According to the Indian government, input subsidies on account of fertilisers, irrigation and electricity fell to $22.8 billion in 2013-14 from $29 billion in 2010-11. India’s green box subsidy payout has also declined during this period. India spent $18.3 billion in green subsidy in 2013-14, far lower than $24.5 billion in 2010-11.

The government spent another $14.7 billion on public stockholding for food security purposes in 2013-14, higher than $13.8 billion in 2010-11, as per India’s filing to the WTO.

According to the agricultural census for 2000-2001, 98.97% of farm holdings in India were of low-income or resource poor farmers. The percentage increased to 99.15, as per the 2005-2006 census.

Article 13 of the AoA, also called Peace Clause, stipulates that domestic support measures and export subsidies of a WTO member that are legal under the provisions of the AoA cannot be challenged by other WTO members on grounds of being illegal under the provisions of another WTO agreement. The Peace Clause expired on January 1, 2004.

At Bali ministerial conference in December 2013, developed countries agreed to find a permanent solution to this issue by 2017. Pending that, it was agreed that developing countries cannot be challenged through WTO dispute settlement mechanism even if they cross the 10% cap.

Trade analysts point out that the Peace Clause too came with a plethora of conditions, such as submission of data on food procurement, stockholding, distribution and subsidies (including their computation), etc.

These also included establishing that subsidies are not ‘trade distorting’ which is nearly impossible to comply. In other words, even in the interim, any member can challenge farm support measures.

The Modi government has insisted on a time-bound action plan at WTO to address the food procurement subsidy issue.

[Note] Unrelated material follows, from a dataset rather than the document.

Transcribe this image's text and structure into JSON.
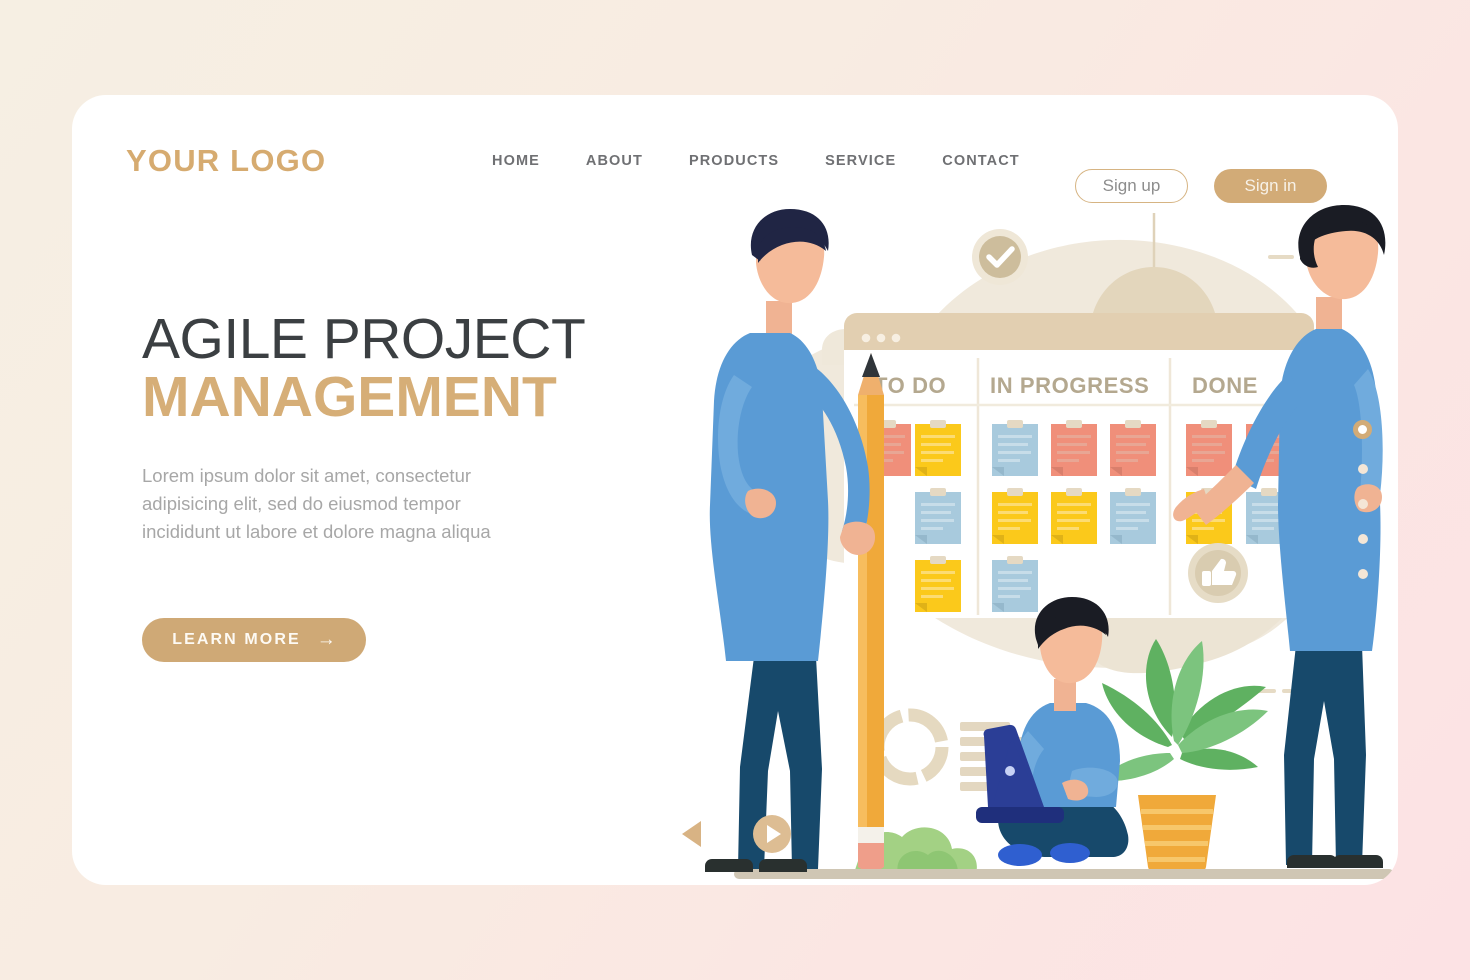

This is considered too ambitious by the US.

If Buenos Aires ministerial eventually collapses, India will be forced to shift its focus on signing new bilateral and regional trade pacts. For example, India might show urgency to fast-track talks with the EU for a bilateral free trade pact.

India would also like to expedite negotiations for the Regional Comprehensive Economic Partnership. To ensure the quicker conclusion of talks, it might have to offer a deeper reductions in tariffs.